**EXTRACTED MATERIAL**

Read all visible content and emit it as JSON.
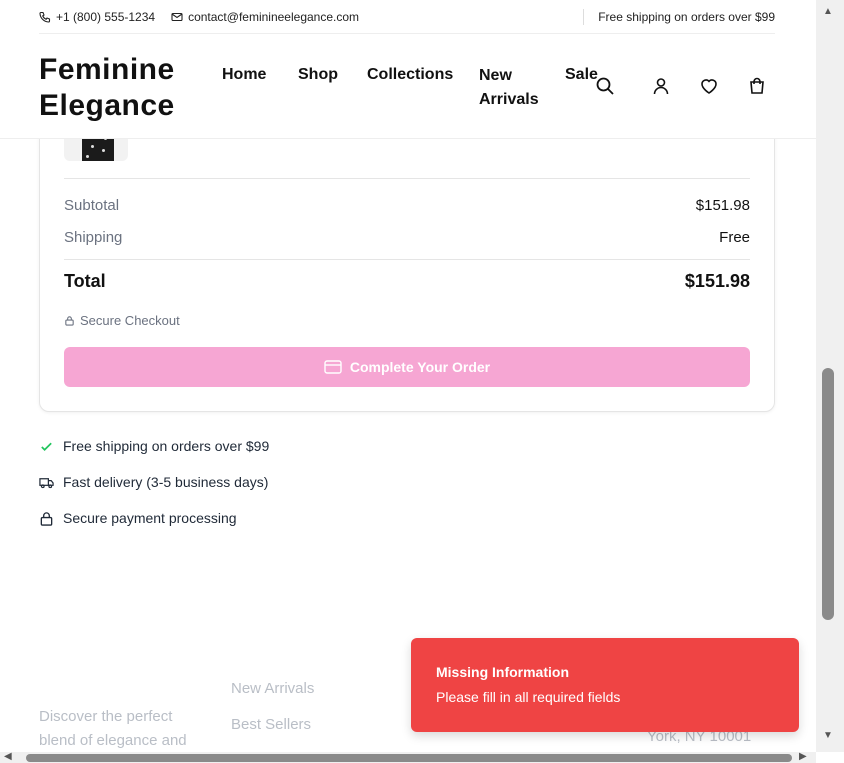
{
  "topbar": {
    "phone": "+1 (800) 555-1234",
    "email": "contact@feminineelegance.com",
    "shipping_note": "Free shipping on orders over $99"
  },
  "header": {
    "logo_line1": "Feminine",
    "logo_line2": "Elegance",
    "nav": {
      "home": "Home",
      "shop": "Shop",
      "collections": "Collections",
      "new_arrivals_line1": "New",
      "new_arrivals_line2": "Arrivals",
      "sale": "Sale"
    },
    "icons": [
      "search-icon",
      "user-icon",
      "heart-icon",
      "cart-icon"
    ]
  },
  "summary": {
    "subtotal_label": "Subtotal",
    "subtotal_value": "$151.98",
    "shipping_label": "Shipping",
    "shipping_value": "Free",
    "total_label": "Total",
    "total_value": "$151.98",
    "secure_note": "Secure Checkout",
    "complete_button": "Complete Your Order",
    "button_color": "#f6a6d3"
  },
  "perks": [
    {
      "icon": "check-icon",
      "text": "Free shipping on orders over $99"
    },
    {
      "icon": "truck-icon",
      "text": "Fast delivery (3-5 business days)"
    },
    {
      "icon": "lock-icon",
      "text": "Secure payment processing"
    }
  ],
  "footer": {
    "tagline_line1": "Discover the perfect",
    "tagline_line2": "blend of elegance and",
    "link1": "New Arrivals",
    "link2": "Best Sellers",
    "address_partial": "York, NY 10001"
  },
  "toast": {
    "title": "Missing Information",
    "message": "Please fill in all required fields",
    "color": "#ef4444"
  }
}
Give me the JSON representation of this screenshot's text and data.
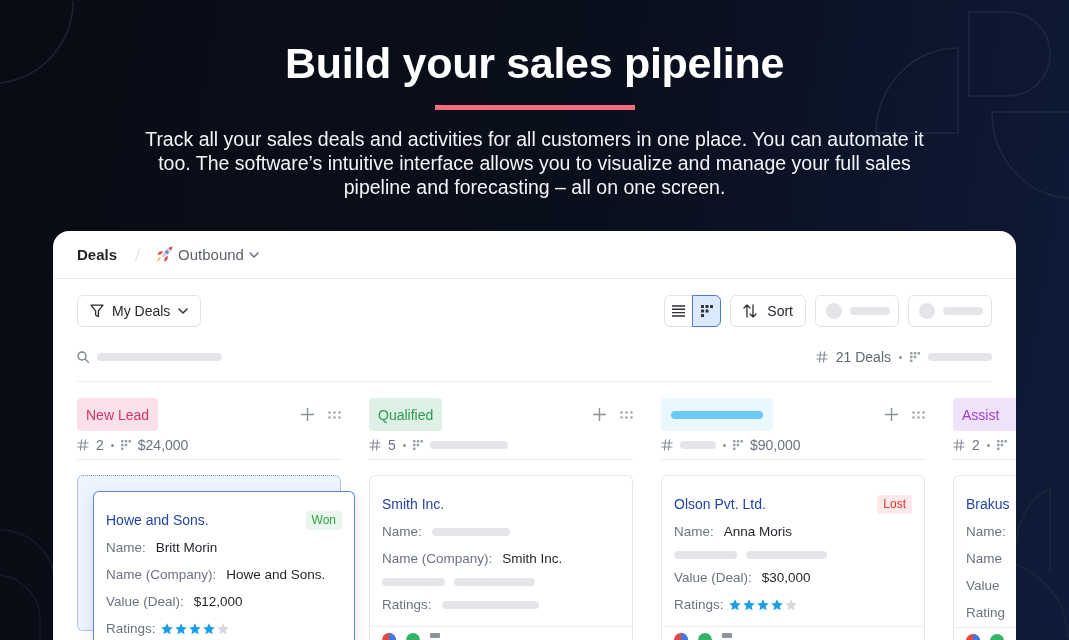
{
  "hero": {
    "title": "Build your sales pipeline",
    "text": "Track all your sales deals and activities for all customers in one place. You can automate it too. The software’s intuitive interface allows you to visualize and manage your full sales pipeline and forecasting – all on one screen."
  },
  "panel": {
    "title": "Deals",
    "view": "Outbound"
  },
  "toolbar": {
    "filter": "My Deals",
    "views": [
      {
        "kind": "list",
        "selected": false
      },
      {
        "kind": "board",
        "selected": true
      }
    ],
    "buttons": [
      {
        "kind": "sort",
        "label": "Sort"
      },
      {
        "kind": "skeleton"
      },
      {
        "kind": "skeleton"
      }
    ]
  },
  "summary": {
    "count": "21 Deals"
  },
  "columns": [
    {
      "tag": {
        "text": "New Lead",
        "loading": false
      },
      "color": "#d6336c",
      "clipped": false,
      "stats": [
        {
          "kind": "count",
          "text": "2",
          "loading": false
        },
        {
          "kind": "total",
          "text": "$24,000",
          "loading": false
        }
      ],
      "cards": [
        {
          "title": "Howe and Sons.",
          "dragging": true,
          "badge": {
            "text": "Won",
            "color": "#2f9e44"
          },
          "rows": [
            {
              "kind": "field",
              "label": "Name:",
              "value": "Britt Morin"
            },
            {
              "kind": "field",
              "label": "Name (Company):",
              "value": "Howe and Sons."
            },
            {
              "kind": "field",
              "label": "Value (Deal):",
              "value": "$12,000"
            },
            {
              "kind": "rating",
              "label": "Ratings:",
              "stars": 4
            }
          ]
        }
      ]
    },
    {
      "tag": {
        "text": "Qualified",
        "loading": false
      },
      "color": "#2b9a52",
      "clipped": false,
      "stats": [
        {
          "kind": "count",
          "text": "5",
          "loading": false
        },
        {
          "kind": "total",
          "loading": true
        }
      ],
      "cards": [
        {
          "title": "Smith Inc.",
          "dragging": false,
          "rows": [
            {
              "kind": "loading",
              "label": "Name:"
            },
            {
              "kind": "field",
              "label": "Name (Company):",
              "value": "Smith Inc."
            },
            {
              "kind": "skeleton"
            },
            {
              "kind": "loading",
              "label": "Ratings:"
            }
          ]
        }
      ]
    },
    {
      "tag": {
        "loading": true
      },
      "color": "#6cc8f5",
      "clipped": false,
      "stats": [
        {
          "kind": "count",
          "loading": true
        },
        {
          "kind": "total",
          "text": "$90,000",
          "loading": false
        }
      ],
      "cards": [
        {
          "title": "Olson Pvt. Ltd.",
          "dragging": false,
          "badge": {
            "text": "Lost",
            "color": "#e03131"
          },
          "rows": [
            {
              "kind": "field",
              "label": "Name:",
              "value": "Anna Moris"
            },
            {
              "kind": "skeleton"
            },
            {
              "kind": "field",
              "label": "Value (Deal):",
              "value": "$30,000"
            },
            {
              "kind": "rating",
              "label": "Ratings:",
              "stars": 4
            }
          ]
        }
      ]
    },
    {
      "tag": {
        "text": "Assist",
        "loading": false
      },
      "color": "#9b3fd6",
      "clipped": true,
      "stats": [
        {
          "kind": "count",
          "text": "2",
          "loading": false
        },
        {
          "kind": "total",
          "loading": false
        }
      ],
      "cards": [
        {
          "title": "Brakus",
          "dragging": false,
          "rows": [
            {
              "kind": "field",
              "label": "Name:"
            },
            {
              "kind": "field",
              "label": "Name"
            },
            {
              "kind": "field",
              "label": "Value"
            },
            {
              "kind": "field",
              "label": "Rating"
            }
          ]
        }
      ]
    }
  ]
}
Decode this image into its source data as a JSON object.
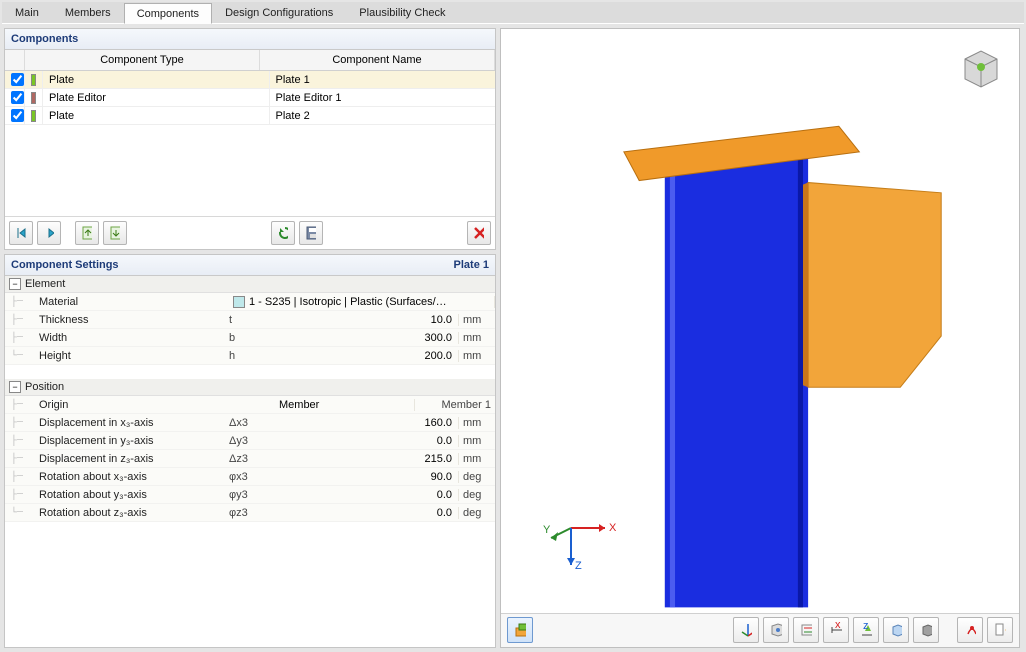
{
  "tabs": [
    "Main",
    "Members",
    "Components",
    "Design Configurations",
    "Plausibility Check"
  ],
  "active_tab": 2,
  "components_panel": {
    "title": "Components",
    "headers": {
      "type": "Component Type",
      "name": "Component Name"
    },
    "rows": [
      {
        "checked": true,
        "color": "#7ac625",
        "type": "Plate",
        "name": "Plate 1",
        "selected": true
      },
      {
        "checked": true,
        "color": "#b06862",
        "type": "Plate Editor",
        "name": "Plate Editor 1",
        "selected": false
      },
      {
        "checked": true,
        "color": "#7ac625",
        "type": "Plate",
        "name": "Plate 2",
        "selected": false
      }
    ]
  },
  "settings_panel": {
    "title": "Component Settings",
    "context": "Plate 1",
    "sections": [
      {
        "label": "Element",
        "rows": [
          {
            "label": "Material",
            "sym": "",
            "value_full": "1 - S235 | Isotropic | Plastic (Surfaces/…",
            "unit": ""
          },
          {
            "label": "Thickness",
            "sym": "t",
            "value": "10.0",
            "unit": "mm"
          },
          {
            "label": "Width",
            "sym": "b",
            "value": "300.0",
            "unit": "mm"
          },
          {
            "label": "Height",
            "sym": "h",
            "value": "200.0",
            "unit": "mm"
          }
        ]
      },
      {
        "label": "Position",
        "rows": [
          {
            "label": "Origin",
            "sym": "",
            "value_split": {
              "left": "Member",
              "right": "Member 1"
            },
            "unit": ""
          },
          {
            "label": "Displacement in x₃-axis",
            "sym": "Δx3",
            "value": "160.0",
            "unit": "mm"
          },
          {
            "label": "Displacement in y₃-axis",
            "sym": "Δy3",
            "value": "0.0",
            "unit": "mm"
          },
          {
            "label": "Displacement in z₃-axis",
            "sym": "Δz3",
            "value": "215.0",
            "unit": "mm"
          },
          {
            "label": "Rotation about x₃-axis",
            "sym": "φx3",
            "value": "90.0",
            "unit": "deg"
          },
          {
            "label": "Rotation about y₃-axis",
            "sym": "φy3",
            "value": "0.0",
            "unit": "deg"
          },
          {
            "label": "Rotation about z₃-axis",
            "sym": "φz3",
            "value": "0.0",
            "unit": "deg"
          }
        ]
      }
    ]
  },
  "toolbar_icons": {
    "add_left": "add-left-icon",
    "add_right": "add-right-icon",
    "copy_left": "copy-left-icon",
    "copy_right": "copy-right-icon",
    "refresh": "refresh-icon",
    "save": "save-icon",
    "delete": "delete-icon"
  },
  "viewport_axis": {
    "x": "X",
    "y": "Y",
    "z": "Z"
  },
  "viewport_toolbar": [
    {
      "name": "view-mode-button",
      "active": true
    },
    {
      "name": "axes-toggle-button"
    },
    {
      "name": "view-direction-button"
    },
    {
      "name": "show-labels-button"
    },
    {
      "name": "show-dimensions-button"
    },
    {
      "name": "isolate-button"
    },
    {
      "name": "transparency-button"
    },
    {
      "name": "render-mode-button"
    },
    {
      "name": "deformation-button"
    },
    {
      "name": "snapshot-button"
    }
  ]
}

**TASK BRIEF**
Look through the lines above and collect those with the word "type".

**ANSWER TO THE EXERCISE**
      "type": "Component Type",
        "type": "Plate",
        "type": "Plate Editor",
        "type": "Plate",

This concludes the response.